Plant this delectable herb in July or August and start harvesting the small leaves six weeks later, or let it go to seed for next spring and you’ll skip the sowing step, as long as you choose a perennial variety.
You’ll think it’s still spring if you sow peas in July or August, and harvest them while they’re still young, tender and sweet. (Chef’s tip: use your sweet young peas to make chilled pea purees and soups, perfect for enjoying on a hot day or adding panache to meals and plates.
Look for winter radishes, such as China Rose or Black Spanish, and cover them to keep them going well into the fall.

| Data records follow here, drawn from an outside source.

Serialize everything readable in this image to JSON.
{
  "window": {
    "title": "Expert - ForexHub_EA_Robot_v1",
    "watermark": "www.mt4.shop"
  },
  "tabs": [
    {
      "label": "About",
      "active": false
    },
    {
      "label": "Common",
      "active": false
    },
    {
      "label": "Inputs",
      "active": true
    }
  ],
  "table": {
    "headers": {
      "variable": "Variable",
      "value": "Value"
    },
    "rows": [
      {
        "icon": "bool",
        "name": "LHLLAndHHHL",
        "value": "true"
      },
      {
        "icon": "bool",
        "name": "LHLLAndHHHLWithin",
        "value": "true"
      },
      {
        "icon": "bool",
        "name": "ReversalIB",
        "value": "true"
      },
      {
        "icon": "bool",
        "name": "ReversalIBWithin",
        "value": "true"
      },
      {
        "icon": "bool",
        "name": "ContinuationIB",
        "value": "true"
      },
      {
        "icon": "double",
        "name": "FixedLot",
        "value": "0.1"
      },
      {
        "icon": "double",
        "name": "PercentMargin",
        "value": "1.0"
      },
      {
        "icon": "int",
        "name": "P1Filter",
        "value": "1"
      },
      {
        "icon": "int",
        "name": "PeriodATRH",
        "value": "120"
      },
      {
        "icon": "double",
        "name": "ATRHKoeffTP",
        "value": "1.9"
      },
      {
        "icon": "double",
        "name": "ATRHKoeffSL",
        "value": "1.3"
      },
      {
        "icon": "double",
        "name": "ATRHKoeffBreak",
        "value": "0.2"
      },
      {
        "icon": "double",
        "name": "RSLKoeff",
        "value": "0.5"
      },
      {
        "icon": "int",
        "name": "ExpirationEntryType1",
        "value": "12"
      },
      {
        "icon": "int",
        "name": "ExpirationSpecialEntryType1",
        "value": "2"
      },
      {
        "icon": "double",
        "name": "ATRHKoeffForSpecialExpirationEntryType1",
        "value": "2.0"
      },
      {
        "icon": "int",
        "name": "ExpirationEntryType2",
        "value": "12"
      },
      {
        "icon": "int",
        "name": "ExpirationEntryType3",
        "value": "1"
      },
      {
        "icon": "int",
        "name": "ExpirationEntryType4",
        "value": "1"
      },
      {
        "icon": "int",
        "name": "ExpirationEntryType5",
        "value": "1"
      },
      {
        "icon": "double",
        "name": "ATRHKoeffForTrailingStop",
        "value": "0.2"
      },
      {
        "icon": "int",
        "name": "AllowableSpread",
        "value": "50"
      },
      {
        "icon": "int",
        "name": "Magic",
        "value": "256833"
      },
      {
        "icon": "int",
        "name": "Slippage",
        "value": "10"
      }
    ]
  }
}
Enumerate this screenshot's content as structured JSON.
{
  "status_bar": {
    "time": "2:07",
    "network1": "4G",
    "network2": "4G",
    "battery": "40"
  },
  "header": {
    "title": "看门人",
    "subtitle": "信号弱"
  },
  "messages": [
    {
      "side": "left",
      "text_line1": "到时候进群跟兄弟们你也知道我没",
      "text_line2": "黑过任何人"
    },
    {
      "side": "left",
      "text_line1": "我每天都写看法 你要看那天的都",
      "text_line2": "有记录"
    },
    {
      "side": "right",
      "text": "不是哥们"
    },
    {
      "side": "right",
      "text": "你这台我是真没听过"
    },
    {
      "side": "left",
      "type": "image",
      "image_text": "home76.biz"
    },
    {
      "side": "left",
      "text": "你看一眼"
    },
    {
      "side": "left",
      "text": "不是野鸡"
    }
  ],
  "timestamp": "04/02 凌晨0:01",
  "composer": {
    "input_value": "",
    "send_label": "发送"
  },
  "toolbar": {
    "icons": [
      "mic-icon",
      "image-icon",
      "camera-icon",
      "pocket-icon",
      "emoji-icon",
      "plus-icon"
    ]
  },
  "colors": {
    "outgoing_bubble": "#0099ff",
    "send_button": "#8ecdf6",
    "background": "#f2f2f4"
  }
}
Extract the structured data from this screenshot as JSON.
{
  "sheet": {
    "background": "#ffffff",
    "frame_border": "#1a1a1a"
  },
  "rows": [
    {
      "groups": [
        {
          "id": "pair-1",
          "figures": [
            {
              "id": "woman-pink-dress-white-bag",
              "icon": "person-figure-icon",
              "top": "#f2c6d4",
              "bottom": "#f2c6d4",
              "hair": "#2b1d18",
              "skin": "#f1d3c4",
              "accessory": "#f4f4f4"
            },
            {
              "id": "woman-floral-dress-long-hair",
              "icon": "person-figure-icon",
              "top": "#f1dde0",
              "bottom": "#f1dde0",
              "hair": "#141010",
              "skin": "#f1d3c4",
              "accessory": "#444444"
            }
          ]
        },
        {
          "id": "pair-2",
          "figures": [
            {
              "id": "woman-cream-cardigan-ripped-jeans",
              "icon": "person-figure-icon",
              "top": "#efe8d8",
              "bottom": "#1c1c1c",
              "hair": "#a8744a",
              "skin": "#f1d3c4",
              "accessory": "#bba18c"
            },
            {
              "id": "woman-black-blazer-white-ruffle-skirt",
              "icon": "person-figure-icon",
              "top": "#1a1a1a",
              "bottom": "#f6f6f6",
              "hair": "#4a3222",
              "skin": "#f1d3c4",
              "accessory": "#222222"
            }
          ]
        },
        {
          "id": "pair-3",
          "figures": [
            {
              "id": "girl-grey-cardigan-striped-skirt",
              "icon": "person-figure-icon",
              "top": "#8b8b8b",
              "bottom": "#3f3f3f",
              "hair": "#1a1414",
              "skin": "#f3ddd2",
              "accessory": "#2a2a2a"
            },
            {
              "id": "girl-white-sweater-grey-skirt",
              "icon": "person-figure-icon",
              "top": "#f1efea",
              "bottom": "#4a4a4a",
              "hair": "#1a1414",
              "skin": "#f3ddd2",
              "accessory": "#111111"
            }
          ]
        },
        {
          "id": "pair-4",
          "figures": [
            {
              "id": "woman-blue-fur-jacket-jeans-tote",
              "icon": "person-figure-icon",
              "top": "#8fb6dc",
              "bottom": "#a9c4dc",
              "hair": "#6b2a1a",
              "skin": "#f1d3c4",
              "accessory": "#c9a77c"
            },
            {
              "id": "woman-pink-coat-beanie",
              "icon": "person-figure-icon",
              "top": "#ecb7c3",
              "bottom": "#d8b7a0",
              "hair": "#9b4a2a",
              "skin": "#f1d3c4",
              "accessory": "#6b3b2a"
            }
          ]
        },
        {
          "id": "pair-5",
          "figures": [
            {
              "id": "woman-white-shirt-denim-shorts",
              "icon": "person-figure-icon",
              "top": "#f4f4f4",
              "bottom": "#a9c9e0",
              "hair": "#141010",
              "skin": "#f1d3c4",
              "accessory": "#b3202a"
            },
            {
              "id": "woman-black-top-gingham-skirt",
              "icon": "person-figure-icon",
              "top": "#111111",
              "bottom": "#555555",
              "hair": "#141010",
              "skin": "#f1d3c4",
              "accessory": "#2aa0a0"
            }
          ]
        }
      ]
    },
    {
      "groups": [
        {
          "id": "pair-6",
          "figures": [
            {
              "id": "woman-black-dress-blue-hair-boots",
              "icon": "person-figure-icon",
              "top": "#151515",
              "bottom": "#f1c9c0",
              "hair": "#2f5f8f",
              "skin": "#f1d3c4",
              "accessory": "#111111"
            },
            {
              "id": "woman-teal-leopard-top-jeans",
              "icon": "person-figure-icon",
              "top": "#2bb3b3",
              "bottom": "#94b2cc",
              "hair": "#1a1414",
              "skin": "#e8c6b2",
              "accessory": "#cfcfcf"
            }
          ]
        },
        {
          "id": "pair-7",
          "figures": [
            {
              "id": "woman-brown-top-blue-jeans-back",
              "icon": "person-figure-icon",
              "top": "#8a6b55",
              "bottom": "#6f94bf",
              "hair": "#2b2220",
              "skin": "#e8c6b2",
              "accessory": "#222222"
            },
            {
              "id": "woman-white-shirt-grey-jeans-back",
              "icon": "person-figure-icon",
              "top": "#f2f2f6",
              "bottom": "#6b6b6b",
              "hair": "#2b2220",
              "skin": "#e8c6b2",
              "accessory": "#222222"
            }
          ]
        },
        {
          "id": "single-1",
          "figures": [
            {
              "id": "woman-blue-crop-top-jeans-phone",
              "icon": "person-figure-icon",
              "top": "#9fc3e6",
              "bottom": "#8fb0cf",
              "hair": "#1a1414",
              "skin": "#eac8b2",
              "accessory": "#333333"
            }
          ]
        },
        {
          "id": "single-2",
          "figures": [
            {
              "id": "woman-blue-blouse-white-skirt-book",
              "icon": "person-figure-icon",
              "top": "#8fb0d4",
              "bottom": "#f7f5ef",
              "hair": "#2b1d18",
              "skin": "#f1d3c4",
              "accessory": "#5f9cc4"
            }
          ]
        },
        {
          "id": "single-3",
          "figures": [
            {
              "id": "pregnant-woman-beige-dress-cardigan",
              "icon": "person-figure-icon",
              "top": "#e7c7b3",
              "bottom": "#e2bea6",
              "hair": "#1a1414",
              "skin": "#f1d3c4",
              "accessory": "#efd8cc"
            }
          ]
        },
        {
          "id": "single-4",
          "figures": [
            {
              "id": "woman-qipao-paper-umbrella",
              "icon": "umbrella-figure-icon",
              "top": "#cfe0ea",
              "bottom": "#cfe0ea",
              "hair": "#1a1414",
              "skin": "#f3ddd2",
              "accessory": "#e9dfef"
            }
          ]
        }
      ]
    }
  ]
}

Seasoned vegetable gardeners start their spinach in the spring and keep sowing it all summer. It doesn’t take much to catch up — you can even start spinach by seed in July, but if it’s already August, look for established plants, and harvest and re-sow as desired through September.
Unlike almost all other vegetables, frost actually improves broccoli’s flavour, so it’s best planted towards the end of the growing season. To get more for bang for your late summer buck, plant broccoli seedlings closer together than recommended – about eight inches (20 cm) apart — and you’ll have smaller, more flavourful heads, which are more appropriate for a home harvest. Plus, you’ll be able to yield twice as much.
Basil doesn’t like the cold, especially when it’s young, so it’s often best to start it later in the season, anyway, when there’s no risk of frost whatsoever. Plant it in a large pot, and harvest the leaves about six weeks later, to use it pasta sauces, salads, and stir-fries. Bring it inside in September to enjoy as a window herb all winter.